Top of ENTRIES SUPPLIED
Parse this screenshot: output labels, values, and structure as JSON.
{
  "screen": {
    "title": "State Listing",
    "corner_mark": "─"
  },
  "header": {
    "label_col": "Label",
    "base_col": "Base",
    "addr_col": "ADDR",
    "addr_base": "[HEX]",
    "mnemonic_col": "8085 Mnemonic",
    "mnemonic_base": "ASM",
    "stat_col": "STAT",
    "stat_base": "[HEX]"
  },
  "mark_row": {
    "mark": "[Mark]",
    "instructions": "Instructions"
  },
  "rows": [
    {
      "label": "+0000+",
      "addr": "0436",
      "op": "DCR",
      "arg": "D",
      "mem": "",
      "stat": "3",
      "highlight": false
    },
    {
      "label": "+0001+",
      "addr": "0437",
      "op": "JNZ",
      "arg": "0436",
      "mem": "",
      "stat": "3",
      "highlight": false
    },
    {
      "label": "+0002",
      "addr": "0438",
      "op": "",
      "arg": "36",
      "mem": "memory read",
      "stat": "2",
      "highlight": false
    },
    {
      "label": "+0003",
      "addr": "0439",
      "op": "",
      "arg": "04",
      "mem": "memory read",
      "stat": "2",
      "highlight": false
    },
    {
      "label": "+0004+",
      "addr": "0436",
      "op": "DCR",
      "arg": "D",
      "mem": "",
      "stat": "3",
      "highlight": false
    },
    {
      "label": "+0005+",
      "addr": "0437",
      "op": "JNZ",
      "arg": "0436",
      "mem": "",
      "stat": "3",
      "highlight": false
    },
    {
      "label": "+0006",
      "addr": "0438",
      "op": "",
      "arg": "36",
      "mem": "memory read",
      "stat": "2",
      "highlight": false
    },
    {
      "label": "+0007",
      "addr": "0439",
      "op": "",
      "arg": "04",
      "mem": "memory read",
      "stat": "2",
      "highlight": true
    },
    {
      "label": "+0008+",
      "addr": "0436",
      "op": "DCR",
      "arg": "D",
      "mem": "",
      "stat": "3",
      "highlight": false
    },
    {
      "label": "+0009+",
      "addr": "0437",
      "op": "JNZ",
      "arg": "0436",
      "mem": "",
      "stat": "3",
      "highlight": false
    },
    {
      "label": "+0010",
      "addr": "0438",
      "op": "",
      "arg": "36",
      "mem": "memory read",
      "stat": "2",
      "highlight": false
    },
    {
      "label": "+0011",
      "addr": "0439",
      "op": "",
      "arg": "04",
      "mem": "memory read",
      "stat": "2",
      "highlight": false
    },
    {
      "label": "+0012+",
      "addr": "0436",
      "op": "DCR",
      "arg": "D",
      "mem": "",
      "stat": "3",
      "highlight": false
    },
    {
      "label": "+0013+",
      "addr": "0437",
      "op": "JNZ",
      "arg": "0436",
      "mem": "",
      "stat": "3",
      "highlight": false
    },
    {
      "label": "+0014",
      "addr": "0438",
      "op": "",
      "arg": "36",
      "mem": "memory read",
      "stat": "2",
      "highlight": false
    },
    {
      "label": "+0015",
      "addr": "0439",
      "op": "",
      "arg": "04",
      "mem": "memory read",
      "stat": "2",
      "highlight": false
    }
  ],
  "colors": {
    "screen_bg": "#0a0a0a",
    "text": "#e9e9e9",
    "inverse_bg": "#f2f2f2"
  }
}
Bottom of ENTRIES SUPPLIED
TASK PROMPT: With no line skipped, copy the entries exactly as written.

EXERCISE RESULT:
Parse this screenshot: output labels, values, and structure as JSON.
{
  "screen": {
    "title": "State Listing",
    "corner_mark": "─"
  },
  "header": {
    "label_col": "Label",
    "base_col": "Base",
    "addr_col": "ADDR",
    "addr_base": "[HEX]",
    "mnemonic_col": "8085 Mnemonic",
    "mnemonic_base": "ASM",
    "stat_col": "STAT",
    "stat_base": "[HEX]"
  },
  "mark_row": {
    "mark": "[Mark]",
    "instructions": "Instructions"
  },
  "rows": [
    {
      "label": "+0000+",
      "addr": "0436",
      "op": "DCR",
      "arg": "D",
      "mem": "",
      "stat": "3",
      "highlight": false
    },
    {
      "label": "+0001+",
      "addr": "0437",
      "op": "JNZ",
      "arg": "0436",
      "mem": "",
      "stat": "3",
      "highlight": false
    },
    {
      "label": "+0002",
      "addr": "0438",
      "op": "",
      "arg": "36",
      "mem": "memory read",
      "stat": "2",
      "highlight": false
    },
    {
      "label": "+0003",
      "addr": "0439",
      "op": "",
      "arg": "04",
      "mem": "memory read",
      "stat": "2",
      "highlight": false
    },
    {
      "label": "+0004+",
      "addr": "0436",
      "op": "DCR",
      "arg": "D",
      "mem": "",
      "stat": "3",
      "highlight": false
    },
    {
      "label": "+0005+",
      "addr": "0437",
      "op": "JNZ",
      "arg": "0436",
      "mem": "",
      "stat": "3",
      "highlight": false
    },
    {
      "label": "+0006",
      "addr": "0438",
      "op": "",
      "arg": "36",
      "mem": "memory read",
      "stat": "2",
      "highlight": false
    },
    {
      "label": "+0007",
      "addr": "0439",
      "op": "",
      "arg": "04",
      "mem": "memory read",
      "stat": "2",
      "highlight": true
    },
    {
      "label": "+0008+",
      "addr": "0436",
      "op": "DCR",
      "arg": "D",
      "mem": "",
      "stat": "3",
      "highlight": false
    },
    {
      "label": "+0009+",
      "addr": "0437",
      "op": "JNZ",
      "arg": "0436",
      "mem": "",
      "stat": "3",
      "highlight": false
    },
    {
      "label": "+0010",
      "addr": "0438",
      "op": "",
      "arg": "36",
      "mem": "memory read",
      "stat": "2",
      "highlight": false
    },
    {
      "label": "+0011",
      "addr": "0439",
      "op": "",
      "arg": "04",
      "mem": "memory read",
      "stat": "2",
      "highlight": false
    },
    {
      "label": "+0012+",
      "addr": "0436",
      "op": "DCR",
      "arg": "D",
      "mem": "",
      "stat": "3",
      "highlight": false
    },
    {
      "label": "+0013+",
      "addr": "0437",
      "op": "JNZ",
      "arg": "0436",
      "mem": "",
      "stat": "3",
      "highlight": false
    },
    {
      "label": "+0014",
      "addr": "0438",
      "op": "",
      "arg": "36",
      "mem": "memory read",
      "stat": "2",
      "highlight": false
    },
    {
      "label": "+0015",
      "addr": "0439",
      "op": "",
      "arg": "04",
      "mem": "memory read",
      "stat": "2",
      "highlight": false
    }
  ],
  "colors": {
    "screen_bg": "#0a0a0a",
    "text": "#e9e9e9",
    "inverse_bg": "#f2f2f2"
  }
}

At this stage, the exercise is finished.